Act, the 1996 law that gives states the option of not recognizing another
state’s same-sex “marriages” and prevents the federal government from
recognizing them as well. She has stated that she would have voted for it had
she been in Congress at the time.
She did, however, oppose the
Federal Marriage Amendment to the U.S. Constitution. Her reasoning was that
this was an issue best left to the states, and that the Constitution should not
be amended to deny a “right.” Same-sex “marriage” advocates have been angered
refusal to specifically endorse their position.
Alan Van Capelle,
executive director of the homosexual group Empire State Pride Agenda, called
her a “complete disappointment” who “does not deserve
an LGBT (lesbian, gay, bisexual and transgender) fund-raiser.” The story was
reported in the March 24, 2006 edition of the New York Observer’s “The Politicker.”
On immigration, Spencer would like
to see a more orderly process.
“We should be a nation of laws,”
he said. “Illegal people don’t live as citizens do. I know this as the former
mayor of Yonkers.
They live in fear. They’re abused by their landlords. They’re underpaid by
their employers. They are not living with dignity and are not served well in
those conditions. We need to have a process that helps them qualify for
residency. We are a nation of immigrants, but it needs to be done properly.”
Clinton has worked to pass various bills that enable illegal
immigrants to have better access to health care and education. She tried to
pass a bill that would extend legal benefits to migrant farm workers, but this
was blocked in the Senate.
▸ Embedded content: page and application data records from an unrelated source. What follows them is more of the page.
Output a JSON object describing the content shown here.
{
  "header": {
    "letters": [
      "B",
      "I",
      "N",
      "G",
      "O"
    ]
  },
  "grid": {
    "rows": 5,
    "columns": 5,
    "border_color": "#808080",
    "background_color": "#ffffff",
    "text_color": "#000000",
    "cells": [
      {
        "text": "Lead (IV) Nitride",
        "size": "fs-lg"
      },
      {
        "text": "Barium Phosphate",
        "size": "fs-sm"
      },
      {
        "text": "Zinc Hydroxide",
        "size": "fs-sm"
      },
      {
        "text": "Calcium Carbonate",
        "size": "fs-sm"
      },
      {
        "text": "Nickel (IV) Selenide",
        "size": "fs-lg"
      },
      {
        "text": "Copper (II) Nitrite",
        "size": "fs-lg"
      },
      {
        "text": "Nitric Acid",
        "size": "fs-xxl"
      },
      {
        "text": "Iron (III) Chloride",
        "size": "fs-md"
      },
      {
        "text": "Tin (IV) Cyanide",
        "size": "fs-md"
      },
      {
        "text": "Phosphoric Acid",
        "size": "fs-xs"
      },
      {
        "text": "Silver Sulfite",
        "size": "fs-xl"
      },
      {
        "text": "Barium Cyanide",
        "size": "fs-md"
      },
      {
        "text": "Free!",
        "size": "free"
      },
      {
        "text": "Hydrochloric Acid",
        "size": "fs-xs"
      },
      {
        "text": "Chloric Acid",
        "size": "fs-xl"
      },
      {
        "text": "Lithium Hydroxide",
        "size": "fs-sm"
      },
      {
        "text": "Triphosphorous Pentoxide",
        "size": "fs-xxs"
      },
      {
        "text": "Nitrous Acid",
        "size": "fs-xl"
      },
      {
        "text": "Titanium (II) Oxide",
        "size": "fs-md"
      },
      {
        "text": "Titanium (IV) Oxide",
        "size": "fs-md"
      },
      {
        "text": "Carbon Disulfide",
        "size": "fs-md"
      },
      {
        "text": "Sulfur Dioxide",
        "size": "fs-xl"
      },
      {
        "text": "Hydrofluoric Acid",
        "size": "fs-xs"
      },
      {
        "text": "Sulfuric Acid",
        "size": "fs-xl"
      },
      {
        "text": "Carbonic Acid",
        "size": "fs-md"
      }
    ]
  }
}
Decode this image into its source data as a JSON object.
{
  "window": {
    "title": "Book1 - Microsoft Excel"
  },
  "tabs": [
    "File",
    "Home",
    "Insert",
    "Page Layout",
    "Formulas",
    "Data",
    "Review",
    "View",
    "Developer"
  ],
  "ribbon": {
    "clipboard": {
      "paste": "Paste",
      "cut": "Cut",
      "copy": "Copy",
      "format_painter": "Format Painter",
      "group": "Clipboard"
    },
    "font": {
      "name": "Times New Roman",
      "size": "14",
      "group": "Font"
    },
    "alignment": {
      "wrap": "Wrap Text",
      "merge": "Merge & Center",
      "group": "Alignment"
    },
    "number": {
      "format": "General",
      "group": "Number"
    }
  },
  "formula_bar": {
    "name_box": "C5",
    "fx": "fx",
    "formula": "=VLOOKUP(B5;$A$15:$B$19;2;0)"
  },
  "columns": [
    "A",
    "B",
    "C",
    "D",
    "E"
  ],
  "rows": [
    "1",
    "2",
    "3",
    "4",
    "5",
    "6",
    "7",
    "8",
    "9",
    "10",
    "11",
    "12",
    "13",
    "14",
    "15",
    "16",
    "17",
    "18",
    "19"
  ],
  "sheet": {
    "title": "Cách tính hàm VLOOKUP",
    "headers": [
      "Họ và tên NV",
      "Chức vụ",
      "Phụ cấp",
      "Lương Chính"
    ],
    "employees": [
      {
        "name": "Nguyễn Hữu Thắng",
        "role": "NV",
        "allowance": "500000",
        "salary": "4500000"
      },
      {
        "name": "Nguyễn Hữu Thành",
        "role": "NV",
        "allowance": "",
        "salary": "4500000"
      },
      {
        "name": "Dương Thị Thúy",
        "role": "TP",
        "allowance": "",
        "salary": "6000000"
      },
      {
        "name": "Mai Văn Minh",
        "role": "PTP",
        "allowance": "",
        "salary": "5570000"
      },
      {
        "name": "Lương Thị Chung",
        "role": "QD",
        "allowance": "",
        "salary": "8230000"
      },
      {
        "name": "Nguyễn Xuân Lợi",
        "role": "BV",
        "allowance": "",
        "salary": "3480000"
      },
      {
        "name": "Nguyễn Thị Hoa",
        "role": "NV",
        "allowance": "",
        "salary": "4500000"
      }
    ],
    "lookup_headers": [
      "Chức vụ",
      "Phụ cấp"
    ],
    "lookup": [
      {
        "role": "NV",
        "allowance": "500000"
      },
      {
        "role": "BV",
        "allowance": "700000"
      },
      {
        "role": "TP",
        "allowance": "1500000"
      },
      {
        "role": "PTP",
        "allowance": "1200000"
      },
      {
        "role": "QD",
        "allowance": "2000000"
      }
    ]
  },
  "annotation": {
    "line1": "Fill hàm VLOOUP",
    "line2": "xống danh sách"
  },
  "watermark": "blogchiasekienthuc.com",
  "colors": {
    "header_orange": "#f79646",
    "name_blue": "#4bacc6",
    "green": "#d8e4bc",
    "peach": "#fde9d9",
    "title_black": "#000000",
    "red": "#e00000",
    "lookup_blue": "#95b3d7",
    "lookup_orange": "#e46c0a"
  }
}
She has also supported legislation that provides
resources to fortify U.S.
Sabrina Arena Ferrisi
Mamaroneck, New York.